Description: This 1843 "circular" letter to the United States Consuls in England and Europe, is boldly signed by American statesman and orator, Daniel Webster, and introduces “the Revd. Charles C. Beatty, of Steubenville, Ohio, who leaves the United States, in a short time to make a tour of pleasure in Europe, with his family.”

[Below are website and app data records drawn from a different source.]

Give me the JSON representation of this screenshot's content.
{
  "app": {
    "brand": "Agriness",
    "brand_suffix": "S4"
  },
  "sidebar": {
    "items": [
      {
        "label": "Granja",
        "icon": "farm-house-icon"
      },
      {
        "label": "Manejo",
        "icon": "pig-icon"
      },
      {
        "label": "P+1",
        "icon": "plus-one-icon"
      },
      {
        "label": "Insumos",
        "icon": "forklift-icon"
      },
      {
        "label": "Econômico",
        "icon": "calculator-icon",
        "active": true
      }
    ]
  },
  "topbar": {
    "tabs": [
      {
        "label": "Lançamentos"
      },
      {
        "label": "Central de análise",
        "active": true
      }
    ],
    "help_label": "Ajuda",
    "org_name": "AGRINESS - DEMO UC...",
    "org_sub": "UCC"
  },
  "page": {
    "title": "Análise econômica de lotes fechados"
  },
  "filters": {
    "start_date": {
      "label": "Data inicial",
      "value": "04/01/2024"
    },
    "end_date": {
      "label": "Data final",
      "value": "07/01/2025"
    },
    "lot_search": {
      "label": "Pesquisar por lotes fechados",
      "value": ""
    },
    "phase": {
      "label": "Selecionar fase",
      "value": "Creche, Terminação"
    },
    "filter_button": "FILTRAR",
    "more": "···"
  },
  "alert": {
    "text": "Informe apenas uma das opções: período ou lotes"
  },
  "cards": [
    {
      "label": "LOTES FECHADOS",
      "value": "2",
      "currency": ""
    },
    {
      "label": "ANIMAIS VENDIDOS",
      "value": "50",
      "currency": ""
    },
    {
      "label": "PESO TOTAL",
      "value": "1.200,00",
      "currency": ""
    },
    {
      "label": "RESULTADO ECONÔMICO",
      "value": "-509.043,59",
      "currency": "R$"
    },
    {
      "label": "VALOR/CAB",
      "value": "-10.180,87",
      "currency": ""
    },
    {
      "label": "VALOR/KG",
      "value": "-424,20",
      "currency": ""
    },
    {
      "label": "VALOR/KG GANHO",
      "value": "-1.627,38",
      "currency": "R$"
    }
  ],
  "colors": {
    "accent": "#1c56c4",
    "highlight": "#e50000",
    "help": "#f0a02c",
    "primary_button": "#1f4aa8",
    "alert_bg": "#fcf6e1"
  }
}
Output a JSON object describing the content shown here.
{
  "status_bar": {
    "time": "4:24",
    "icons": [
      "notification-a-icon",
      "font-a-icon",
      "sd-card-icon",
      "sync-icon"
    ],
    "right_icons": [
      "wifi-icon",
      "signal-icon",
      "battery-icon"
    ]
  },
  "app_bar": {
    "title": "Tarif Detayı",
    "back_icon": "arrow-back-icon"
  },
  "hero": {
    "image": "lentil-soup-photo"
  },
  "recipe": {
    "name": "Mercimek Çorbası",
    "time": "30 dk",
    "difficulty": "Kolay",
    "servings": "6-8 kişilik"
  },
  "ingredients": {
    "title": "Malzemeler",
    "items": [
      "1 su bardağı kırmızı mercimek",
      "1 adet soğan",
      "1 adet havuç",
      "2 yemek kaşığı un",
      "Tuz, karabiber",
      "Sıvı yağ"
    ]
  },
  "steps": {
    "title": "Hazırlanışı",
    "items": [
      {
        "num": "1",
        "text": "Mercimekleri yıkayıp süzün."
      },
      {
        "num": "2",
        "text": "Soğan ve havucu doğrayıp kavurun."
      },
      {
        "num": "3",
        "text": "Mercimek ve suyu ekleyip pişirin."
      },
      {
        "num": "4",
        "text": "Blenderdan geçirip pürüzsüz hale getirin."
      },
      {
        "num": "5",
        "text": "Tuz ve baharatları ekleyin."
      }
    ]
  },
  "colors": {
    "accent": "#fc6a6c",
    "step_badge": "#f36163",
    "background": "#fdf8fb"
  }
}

Daniel Webster (1782-1852) was a representative to Congress from New Hampshire (1813-1817) and Massachusetts (1823-1827). He also served as a U.S. Senator from Massachusetts from 1827 to 1841. Webster gained nationwide fame in 1830 for his opposition to the principle of Nullification and in 1850 for his arguments for excluding slavery from the territories. His powerful oratory on these principles impressed a young Abraham Lincoln while he was still living in New Salem, Illinois. When Webster gave a speech in Springfield in 1837, Lincoln very likely was present. There is no record that Lincoln actually met Webster, though nevertheless, Lincoln favorably invoked the name of Daniel Webster in many of his speeches at Whig rallies, particularly in the Lincoln-Douglas debates of 1858, as well as in his first Inaugural Address as President. Webster remained active in politics until his death. Webster was an unsuccessful Whig candidate for the presidency in 1836, was appointed Secretary of State (1841-1843) under Harrison and Tyler, again was elected as United States Senator (1845-1850), and finally as Secretary of State in the Fillmore administration (1850-1852).
The Reverend Charles Clinton Beatty (1800-1882) was a Presbyterian minister and academic philanthropist who, along with his wife Hetty Elizabeth Beatty, founded the Steubenville Female Seminary in 1829. He also orchestrated the combination of Washington College and Jefferson College to form Washington & Jefferson College in 1865 and served as a trustee for the school until his death in 1882.
11 3/8” x 7 3/8”. Item #A00837.
Condition: Fold lines, mounting remnants on verso, small tear repaired with archival tissue at top edge, a few errant marks, otherwise in good condition with a clear, bold signature.